▽
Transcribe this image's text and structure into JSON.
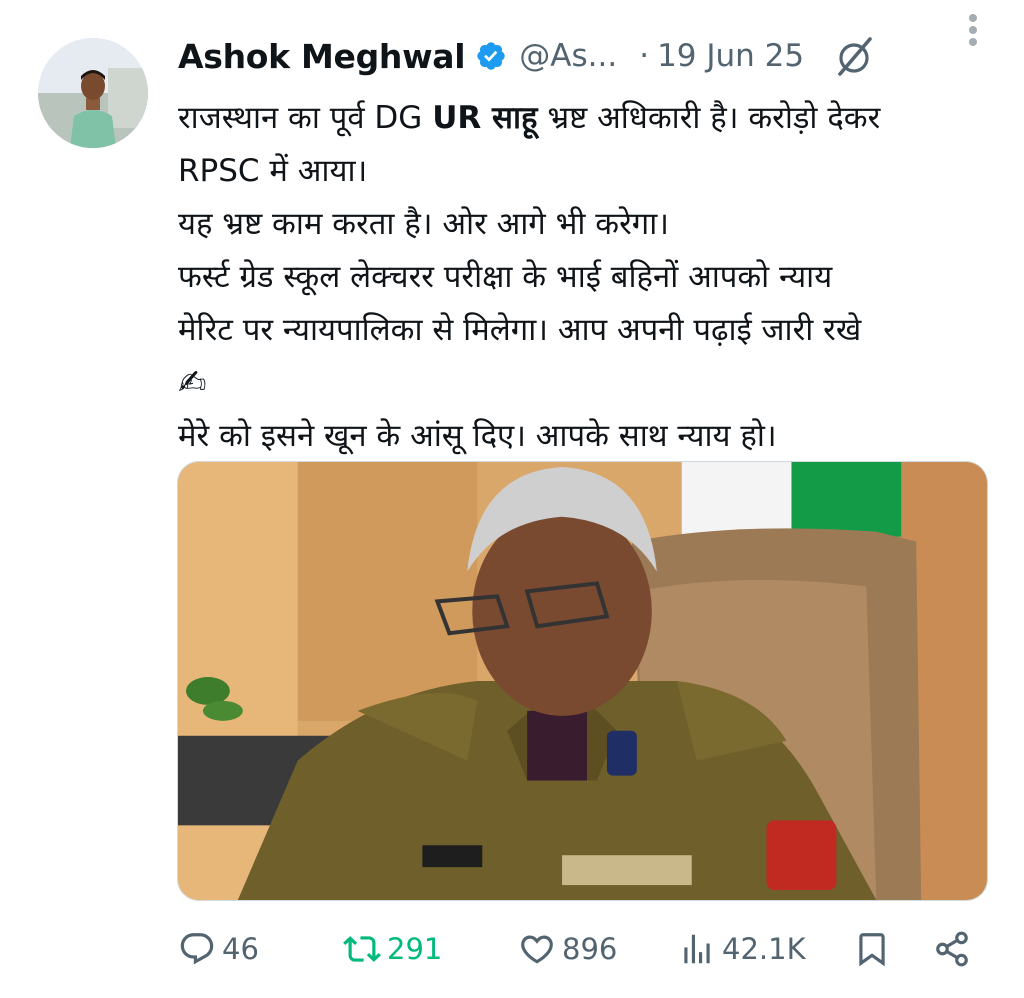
{
  "author": {
    "name": "Ashok Meghwal",
    "handle": "@As...",
    "separator": "·",
    "date": "19 Jun 25",
    "verified": true
  },
  "tweet": {
    "line1_pre": "राजस्थान का पूर्व DG ",
    "line1_bold": "UR साहू",
    "line1_post": " भ्रष्ट अधिकारी है। करोड़ो देकर",
    "line2": "RPSC में आया।",
    "line3": "यह भ्रष्ट काम करता है। ओर आगे भी करेगा।",
    "line4": "फर्स्ट ग्रेड स्कूल लेक्चरर परीक्षा के भाई बहिनों आपको न्याय",
    "line5": "मेरिट पर न्यायपालिका से मिलेगा। आप अपनी पढ़ाई जारी रखे",
    "line6": "✍",
    "line7": "मेरे को इसने खून के आंसू दिए। आपके साथ न्याय हो।"
  },
  "actions": {
    "replies": "46",
    "reposts": "291",
    "likes": "896",
    "views": "42.1K"
  },
  "icons": {
    "verified": "verified-badge-icon",
    "grok": "grok-icon",
    "more": "more-options-icon",
    "reply": "reply-icon",
    "repost": "repost-icon",
    "like": "like-icon",
    "views": "views-icon",
    "bookmark": "bookmark-icon",
    "share": "share-icon"
  },
  "colors": {
    "accent_blue": "#1d9bf0",
    "repost_green": "#00ba7c",
    "muted": "#536471"
  }
}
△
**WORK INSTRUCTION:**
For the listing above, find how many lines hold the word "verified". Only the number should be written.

**WRITTEN RESPONSE:**
2